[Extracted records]
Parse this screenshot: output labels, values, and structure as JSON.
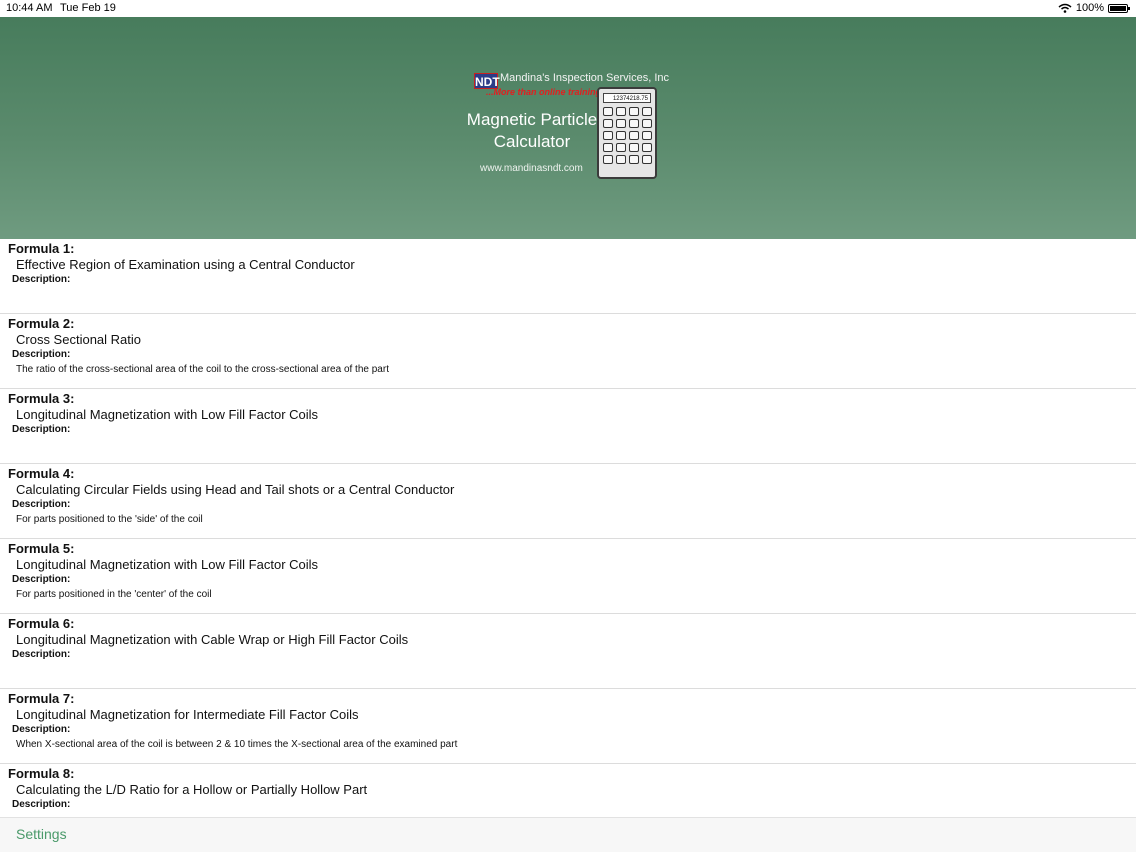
{
  "status": {
    "time": "10:44 AM",
    "date": "Tue Feb 19",
    "battery": "100%"
  },
  "header": {
    "logo_text": "NDT",
    "company": "Mandina's Inspection Services, Inc",
    "tagline": "...More than online training",
    "title_line1": "Magnetic Particle",
    "title_line2": "Calculator",
    "website": "www.mandinasndt.com",
    "calc_display": "12374218.75"
  },
  "formulas": [
    {
      "label": "Formula 1:",
      "title": "Effective Region of Examination using a Central Conductor",
      "desc_label": "Description:",
      "desc": ""
    },
    {
      "label": "Formula 2:",
      "title": "Cross Sectional Ratio",
      "desc_label": "Description:",
      "desc": "The ratio of the cross-sectional area of the coil to the cross-sectional area of the part"
    },
    {
      "label": "Formula 3:",
      "title": "Longitudinal Magnetization with Low Fill Factor Coils",
      "desc_label": "Description:",
      "desc": ""
    },
    {
      "label": "Formula 4:",
      "title": "Calculating Circular Fields using Head and Tail shots or a Central Conductor",
      "desc_label": "Description:",
      "desc": "For parts positioned to the 'side' of the coil"
    },
    {
      "label": "Formula 5:",
      "title": "Longitudinal Magnetization with Low Fill Factor Coils",
      "desc_label": "Description:",
      "desc": "For parts positioned in the 'center' of the coil"
    },
    {
      "label": "Formula 6:",
      "title": "Longitudinal Magnetization with Cable Wrap or High Fill Factor Coils",
      "desc_label": "Description:",
      "desc": ""
    },
    {
      "label": "Formula 7:",
      "title": "Longitudinal Magnetization for Intermediate Fill Factor Coils",
      "desc_label": "Description:",
      "desc": "When X-sectional area of the coil is between 2 & 10 times the X-sectional area of the examined part"
    },
    {
      "label": "Formula 8:",
      "title": "Calculating the L/D Ratio for a Hollow or Partially Hollow Part",
      "desc_label": "Description:",
      "desc": ""
    }
  ],
  "bottom": {
    "settings_label": "Settings"
  }
}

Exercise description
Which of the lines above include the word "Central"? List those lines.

Result of this exercise
      "title": "Effective Region of Examination using a Central Conductor",
      "title": "Calculating Circular Fields using Head and Tail shots or a Central Conductor",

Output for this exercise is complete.